  • Oral Style: Familiar words based on audience understanding.
    • Note how Sinek, in the example above, uses everyday words in simple sentences. The thesis of his speech is stated equally simply: “People don’t buy what you do; they buy why you do it.”
  • Written Style: Rich and precise vocabulary, regardless of audience.
    • The academic article cited above uses a number of words most non-expert readers would have to look up to understand. Coopetitive is a made-up word combining cooperative and competition. Intertemporal describes a relationship between past, present, and future events. Dyadic describes the interaction between two things. And multilateral means three or more parties are involved. In a speech—unless it’s a speech to experts—a sentence containing all four of these words will cruise over the heads of most audience members.

Try It


  1. https://www.ted.com/talks/ashton_applewhite_let_s_end_ageism
  2. https://courses.lumenlearning.com/wm-introductiontosociology/chapter/ageism-and-abuse/
  3. https://winstonchurchill.org/resources/speeches/1940-the-finest-hour/we-shall-fight-on-the-beaches/
  4. Johnson, Paul. Churchill. United Kingdom, Penguin, 2010, 118.
  5. https://www.ted.com/talks/simon_sinek_how_great_leaders_inspire_action
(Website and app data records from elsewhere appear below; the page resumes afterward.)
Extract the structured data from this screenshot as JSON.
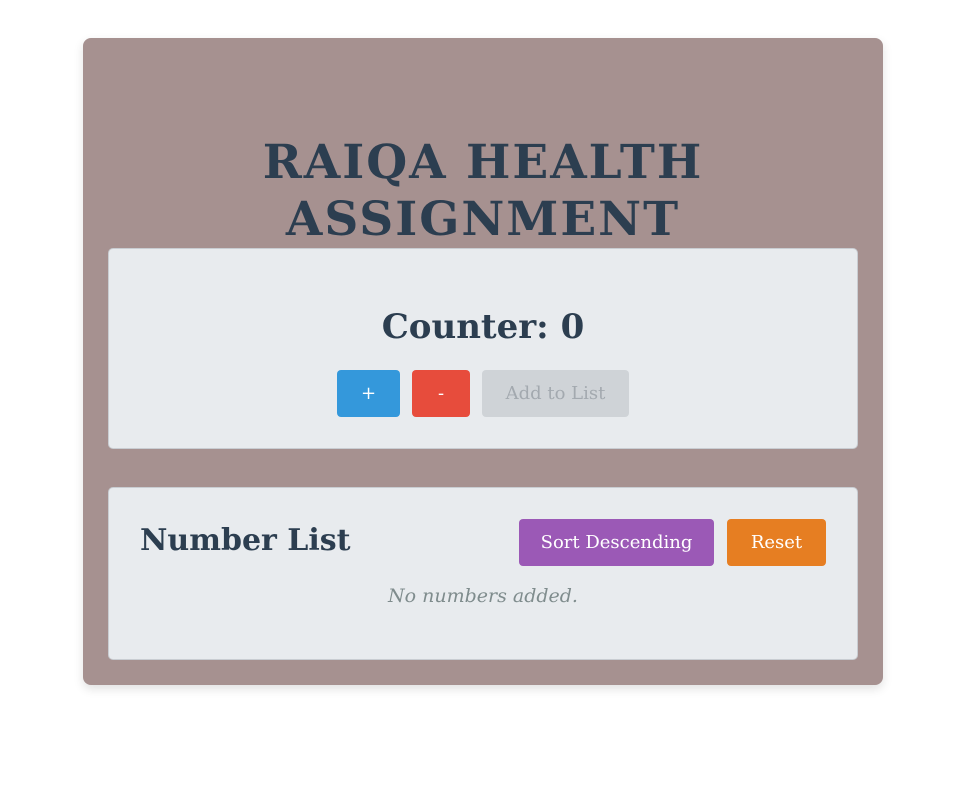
{
  "app": {
    "title_line1": "RAIQA HEALTH",
    "title_line2": "ASSIGNMENT"
  },
  "counter": {
    "label": "Counter: 0",
    "increment_label": "+",
    "decrement_label": "-",
    "add_label": "Add to List"
  },
  "number_list": {
    "heading": "Number List",
    "sort_label": "Sort Descending",
    "reset_label": "Reset",
    "empty_message": "No numbers added."
  },
  "colors": {
    "container_bg": "#a69190",
    "card_bg": "#e8ebee",
    "text_primary": "#2c3e50",
    "increment": "#3498db",
    "decrement": "#e74c3c",
    "add_disabled": "#cfd3d7",
    "sort": "#9b59b6",
    "reset": "#e67e22"
  }
}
  6. Ansari, Shahzad, Raghu Garud, and Arun Kumaraswamy. "The disruptor's dilemma: TiVo and the US television ecosystem." Strategic Management Journal 37.9 (2016): 1829–53, 1830.